[What you should do]: Each of the records must appear again, exactly as it was written.

-------- Data shown --------

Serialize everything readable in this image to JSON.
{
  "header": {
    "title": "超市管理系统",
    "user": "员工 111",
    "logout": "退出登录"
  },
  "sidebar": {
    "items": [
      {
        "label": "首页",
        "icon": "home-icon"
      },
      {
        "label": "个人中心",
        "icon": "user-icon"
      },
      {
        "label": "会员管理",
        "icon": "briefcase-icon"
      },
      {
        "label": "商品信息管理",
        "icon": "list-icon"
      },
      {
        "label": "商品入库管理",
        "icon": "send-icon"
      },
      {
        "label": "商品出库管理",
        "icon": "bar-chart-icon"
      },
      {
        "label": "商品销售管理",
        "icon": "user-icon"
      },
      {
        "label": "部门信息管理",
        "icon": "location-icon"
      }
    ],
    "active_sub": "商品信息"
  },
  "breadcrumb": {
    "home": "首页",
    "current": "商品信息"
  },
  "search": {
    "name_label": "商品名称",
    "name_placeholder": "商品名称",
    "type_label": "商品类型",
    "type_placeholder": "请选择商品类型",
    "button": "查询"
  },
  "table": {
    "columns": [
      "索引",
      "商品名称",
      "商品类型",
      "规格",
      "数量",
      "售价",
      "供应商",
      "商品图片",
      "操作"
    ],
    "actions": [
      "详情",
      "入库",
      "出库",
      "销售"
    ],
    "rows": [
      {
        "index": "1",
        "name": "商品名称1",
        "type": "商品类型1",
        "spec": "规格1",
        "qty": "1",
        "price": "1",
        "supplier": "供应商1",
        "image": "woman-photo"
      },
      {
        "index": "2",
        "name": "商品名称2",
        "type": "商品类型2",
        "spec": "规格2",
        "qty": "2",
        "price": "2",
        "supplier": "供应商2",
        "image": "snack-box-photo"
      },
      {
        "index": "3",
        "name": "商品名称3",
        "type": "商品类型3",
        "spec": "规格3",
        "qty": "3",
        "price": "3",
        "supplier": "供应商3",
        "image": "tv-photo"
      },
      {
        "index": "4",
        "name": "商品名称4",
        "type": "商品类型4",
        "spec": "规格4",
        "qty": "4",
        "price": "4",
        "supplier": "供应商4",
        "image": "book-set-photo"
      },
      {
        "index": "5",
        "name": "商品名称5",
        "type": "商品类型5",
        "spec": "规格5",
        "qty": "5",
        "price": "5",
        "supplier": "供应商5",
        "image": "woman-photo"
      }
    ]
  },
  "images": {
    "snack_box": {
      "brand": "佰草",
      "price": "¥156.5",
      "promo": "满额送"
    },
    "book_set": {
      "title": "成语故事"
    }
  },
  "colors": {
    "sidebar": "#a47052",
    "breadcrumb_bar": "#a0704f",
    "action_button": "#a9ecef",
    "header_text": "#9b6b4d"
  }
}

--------

[Task response]:
Serialize everything readable in this image to JSON.
{
  "header": {
    "title": "超市管理系统",
    "user": "员工 111",
    "logout": "退出登录"
  },
  "sidebar": {
    "items": [
      {
        "label": "首页",
        "icon": "home-icon"
      },
      {
        "label": "个人中心",
        "icon": "user-icon"
      },
      {
        "label": "会员管理",
        "icon": "briefcase-icon"
      },
      {
        "label": "商品信息管理",
        "icon": "list-icon"
      },
      {
        "label": "商品入库管理",
        "icon": "send-icon"
      },
      {
        "label": "商品出库管理",
        "icon": "bar-chart-icon"
      },
      {
        "label": "商品销售管理",
        "icon": "user-icon"
      },
      {
        "label": "部门信息管理",
        "icon": "location-icon"
      }
    ],
    "active_sub": "商品信息"
  },
  "breadcrumb": {
    "home": "首页",
    "current": "商品信息"
  },
  "search": {
    "name_label": "商品名称",
    "name_placeholder": "商品名称",
    "type_label": "商品类型",
    "type_placeholder": "请选择商品类型",
    "button": "查询"
  },
  "table": {
    "columns": [
      "索引",
      "商品名称",
      "商品类型",
      "规格",
      "数量",
      "售价",
      "供应商",
      "商品图片",
      "操作"
    ],
    "actions": [
      "详情",
      "入库",
      "出库",
      "销售"
    ],
    "rows": [
      {
        "index": "1",
        "name": "商品名称1",
        "type": "商品类型1",
        "spec": "规格1",
        "qty": "1",
        "price": "1",
        "supplier": "供应商1",
        "image": "woman-photo"
      },
      {
        "index": "2",
        "name": "商品名称2",
        "type": "商品类型2",
        "spec": "规格2",
        "qty": "2",
        "price": "2",
        "supplier": "供应商2",
        "image": "snack-box-photo"
      },
      {
        "index": "3",
        "name": "商品名称3",
        "type": "商品类型3",
        "spec": "规格3",
        "qty": "3",
        "price": "3",
        "supplier": "供应商3",
        "image": "tv-photo"
      },
      {
        "index": "4",
        "name": "商品名称4",
        "type": "商品类型4",
        "spec": "规格4",
        "qty": "4",
        "price": "4",
        "supplier": "供应商4",
        "image": "book-set-photo"
      },
      {
        "index": "5",
        "name": "商品名称5",
        "type": "商品类型5",
        "spec": "规格5",
        "qty": "5",
        "price": "5",
        "supplier": "供应商5",
        "image": "woman-photo"
      }
    ]
  },
  "images": {
    "snack_box": {
      "brand": "佰草",
      "price": "¥156.5",
      "promo": "满额送"
    },
    "book_set": {
      "title": "成语故事"
    }
  },
  "colors": {
    "sidebar": "#a47052",
    "breadcrumb_bar": "#a0704f",
    "action_button": "#a9ecef",
    "header_text": "#9b6b4d"
  }
}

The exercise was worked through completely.